On each of his projects he’s released since (alongside Marcberg, Reloaded, Marci Beaucoup, The Pimpire Strikes Back, Rosebudd’s Revenge 1 & 2, and Behold a Dark Horse), Marciano’s stripped-down beats (and songs where he raps over old-school soul tracks à la Redman and Ghostface) have slowly influenced the East Coast underground. His frequent collaborator Ka is among the rappers who have been able to make critically acclaimed projects with the sound Roc helped bring out from the shadows. Ka dropped the solid Iron Works in 2008, but it wasn’t until 2012’s Grief Pedigree that the Brooklyn emcee blipped on everyone’s radar.
“He’ll tell you himself,” Marciano says when I mention Ka’s name. “I produced the joint on the Gza’s album where a lot of people first heard him. When he came through, he was looking for the sound that he was rhyming on.” He humbly adds, “I gave him that sound. Instead of bringing a man some fish, show him how to fish for himself. I showed him what I was doing, and boom.”
Ka isn’t the only rapper Roc has influenced: Jersey’s Retch and Dash, and Buffalo’s Westside Gunn and Conway, also come to mind. “It’s not a secret. It’s been documented that I’ve inspired a lot of cats,” Roc continues. “But my thing is, I feel like all these brothers, they’re helping. What I brought to the game, they’re making it even more popular. That means a lot to me, man. I hold that dear.”
Marciano’s recent run was inspired by watching his newborn son grow while making his sophomore album, Reloaded, in 2012. “I was making a lot of the tracks at the crib with my son there,” he says. With a beaming look in his eyes, Roc continues, “He was rolling around in the walker, you know what I’m saying? I got to see his face while I was making stuff. That was a lot of fun.”

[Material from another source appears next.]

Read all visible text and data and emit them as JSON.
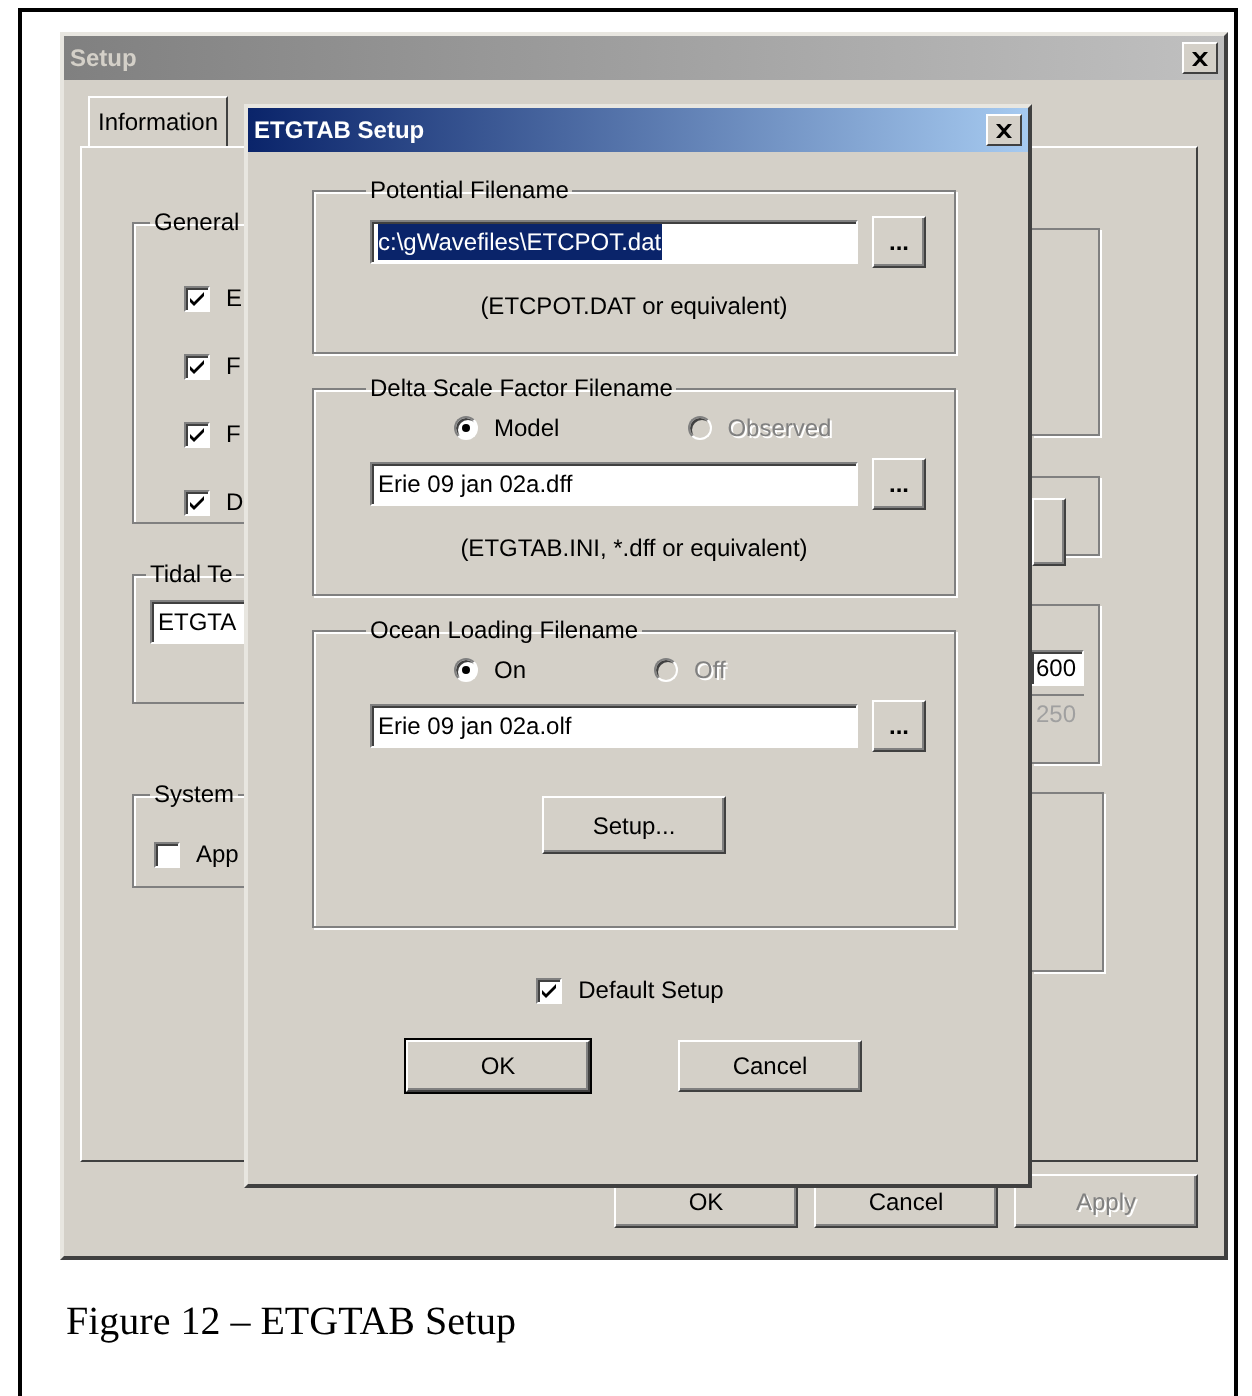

He had success releasing The Pimpire Strikes Back and Marci Beaucoup in back-to-back months in 2013, so saturating the market isn’t new for Marciano. “I had flooded it before, so I knew that felt good,” he says. “I had a son, so once I got situated and back into my groove, I put myself back in a position to be able to do that again.”
In 2019, Roc has shown no signs of slowing down. He recently posted a photo on Instagram of himself in the studio with Ka and producer Animoss, so we might finally get the Ka x Roc Metal Clergy album the streets have been whispering about. His feature on Retch and GriMM Doza’s After the Verdict also has fans clamoring for a collab album from the two.
As it remains, Roc Marciano has been running New York’s underground like Peter Gatien once ran the city’s nightclub scene. Similar to the way Gatien’s impact on nightlife culture in NYC was felt after he was forced to close down his clubs in the late ‘90s, Marci’s influence can be heard in the music of a growing number of rappers and producers, nearly 10 years after the release of Marcberg.
He’s not done innovating and inspiring, either. Roc wants to push the limits of his creativity this year, and he’s eyeing the possibility of producing a full project for another rapper. “I’m just getting started,” he says. “You’re gonna hear a lot of different styles from me. There’s definitely artists I want to produce full tapes for.”
As we finish our meal, Marciano ends the conversation with a boastful proclamation: “My taste in music is so vast that it's just the tip of the iceberg.” His 2019 just might fair better than his monster 2018. As long as Roc Marciano is still in the game, rap will never get stale. He’s smoother than textures in a pimp’s dresser, after all.